[DATA EXTRACTS]

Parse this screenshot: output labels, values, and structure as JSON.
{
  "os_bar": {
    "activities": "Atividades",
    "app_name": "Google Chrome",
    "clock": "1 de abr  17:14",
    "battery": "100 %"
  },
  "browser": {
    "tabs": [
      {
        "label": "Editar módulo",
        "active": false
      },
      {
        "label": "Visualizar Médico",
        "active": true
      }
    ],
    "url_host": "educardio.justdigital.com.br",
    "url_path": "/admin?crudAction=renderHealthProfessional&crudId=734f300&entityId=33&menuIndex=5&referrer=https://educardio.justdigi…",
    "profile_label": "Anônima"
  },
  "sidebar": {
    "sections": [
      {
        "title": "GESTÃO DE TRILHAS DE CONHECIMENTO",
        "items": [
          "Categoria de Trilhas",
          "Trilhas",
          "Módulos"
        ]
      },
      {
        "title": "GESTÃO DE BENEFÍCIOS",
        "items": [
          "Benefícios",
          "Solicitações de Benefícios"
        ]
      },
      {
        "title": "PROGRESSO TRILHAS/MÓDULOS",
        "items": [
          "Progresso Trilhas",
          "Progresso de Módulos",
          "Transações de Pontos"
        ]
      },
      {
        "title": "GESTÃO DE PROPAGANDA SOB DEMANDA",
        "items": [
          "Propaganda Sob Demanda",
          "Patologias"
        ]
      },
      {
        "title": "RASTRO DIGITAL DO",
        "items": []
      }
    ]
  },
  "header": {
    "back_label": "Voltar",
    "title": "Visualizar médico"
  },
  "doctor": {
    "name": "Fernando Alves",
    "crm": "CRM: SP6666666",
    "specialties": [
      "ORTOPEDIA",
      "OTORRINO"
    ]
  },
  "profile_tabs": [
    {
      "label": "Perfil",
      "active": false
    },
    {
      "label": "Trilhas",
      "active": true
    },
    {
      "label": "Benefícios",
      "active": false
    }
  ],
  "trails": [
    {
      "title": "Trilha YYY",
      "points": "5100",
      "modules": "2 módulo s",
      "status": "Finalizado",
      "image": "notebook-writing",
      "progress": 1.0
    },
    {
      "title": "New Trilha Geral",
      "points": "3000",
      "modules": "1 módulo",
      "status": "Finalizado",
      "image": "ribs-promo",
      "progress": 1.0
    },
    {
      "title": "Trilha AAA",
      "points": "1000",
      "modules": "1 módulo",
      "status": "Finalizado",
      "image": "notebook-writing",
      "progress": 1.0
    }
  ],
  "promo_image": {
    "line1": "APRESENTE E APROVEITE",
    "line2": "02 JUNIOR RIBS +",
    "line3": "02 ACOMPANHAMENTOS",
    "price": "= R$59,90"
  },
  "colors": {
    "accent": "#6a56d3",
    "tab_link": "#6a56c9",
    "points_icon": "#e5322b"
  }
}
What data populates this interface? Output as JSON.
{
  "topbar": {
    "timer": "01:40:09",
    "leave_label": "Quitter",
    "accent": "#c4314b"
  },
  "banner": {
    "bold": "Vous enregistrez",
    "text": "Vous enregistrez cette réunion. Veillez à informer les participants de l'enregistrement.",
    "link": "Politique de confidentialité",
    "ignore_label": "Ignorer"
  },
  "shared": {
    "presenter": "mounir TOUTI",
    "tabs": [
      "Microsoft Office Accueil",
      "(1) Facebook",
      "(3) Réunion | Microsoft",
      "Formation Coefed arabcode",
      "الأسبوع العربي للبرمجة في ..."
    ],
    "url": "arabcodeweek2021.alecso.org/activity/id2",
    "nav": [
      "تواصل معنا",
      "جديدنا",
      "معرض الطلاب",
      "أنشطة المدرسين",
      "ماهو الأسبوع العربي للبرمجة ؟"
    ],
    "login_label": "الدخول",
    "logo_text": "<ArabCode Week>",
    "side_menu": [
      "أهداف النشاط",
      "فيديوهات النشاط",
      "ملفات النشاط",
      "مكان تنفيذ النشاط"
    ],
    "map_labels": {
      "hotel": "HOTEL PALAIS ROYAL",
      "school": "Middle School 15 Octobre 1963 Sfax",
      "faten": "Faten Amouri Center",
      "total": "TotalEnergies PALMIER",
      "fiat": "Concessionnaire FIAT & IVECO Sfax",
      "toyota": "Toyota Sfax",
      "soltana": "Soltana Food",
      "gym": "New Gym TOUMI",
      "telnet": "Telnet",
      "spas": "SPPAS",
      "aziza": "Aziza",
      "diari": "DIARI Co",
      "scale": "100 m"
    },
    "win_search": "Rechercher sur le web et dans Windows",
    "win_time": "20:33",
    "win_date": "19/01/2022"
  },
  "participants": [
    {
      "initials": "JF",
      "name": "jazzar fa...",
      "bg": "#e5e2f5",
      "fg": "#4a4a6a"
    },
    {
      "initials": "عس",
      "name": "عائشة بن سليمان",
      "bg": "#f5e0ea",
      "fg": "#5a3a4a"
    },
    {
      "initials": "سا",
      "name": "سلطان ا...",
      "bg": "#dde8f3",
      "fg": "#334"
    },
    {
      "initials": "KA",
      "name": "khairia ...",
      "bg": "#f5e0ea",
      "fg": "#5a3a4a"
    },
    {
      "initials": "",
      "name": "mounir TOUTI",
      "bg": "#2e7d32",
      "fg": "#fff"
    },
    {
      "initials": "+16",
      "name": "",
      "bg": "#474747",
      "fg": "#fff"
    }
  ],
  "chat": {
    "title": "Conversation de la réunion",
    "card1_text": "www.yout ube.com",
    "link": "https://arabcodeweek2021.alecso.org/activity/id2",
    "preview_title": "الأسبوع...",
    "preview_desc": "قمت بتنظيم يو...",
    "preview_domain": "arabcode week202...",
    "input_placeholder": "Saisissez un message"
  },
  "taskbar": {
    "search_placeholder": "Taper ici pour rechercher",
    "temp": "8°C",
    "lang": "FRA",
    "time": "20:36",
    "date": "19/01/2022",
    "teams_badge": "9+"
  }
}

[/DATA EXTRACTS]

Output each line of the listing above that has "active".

        "active": false
        "active": true
      "active": false
      "active": true
      "active": false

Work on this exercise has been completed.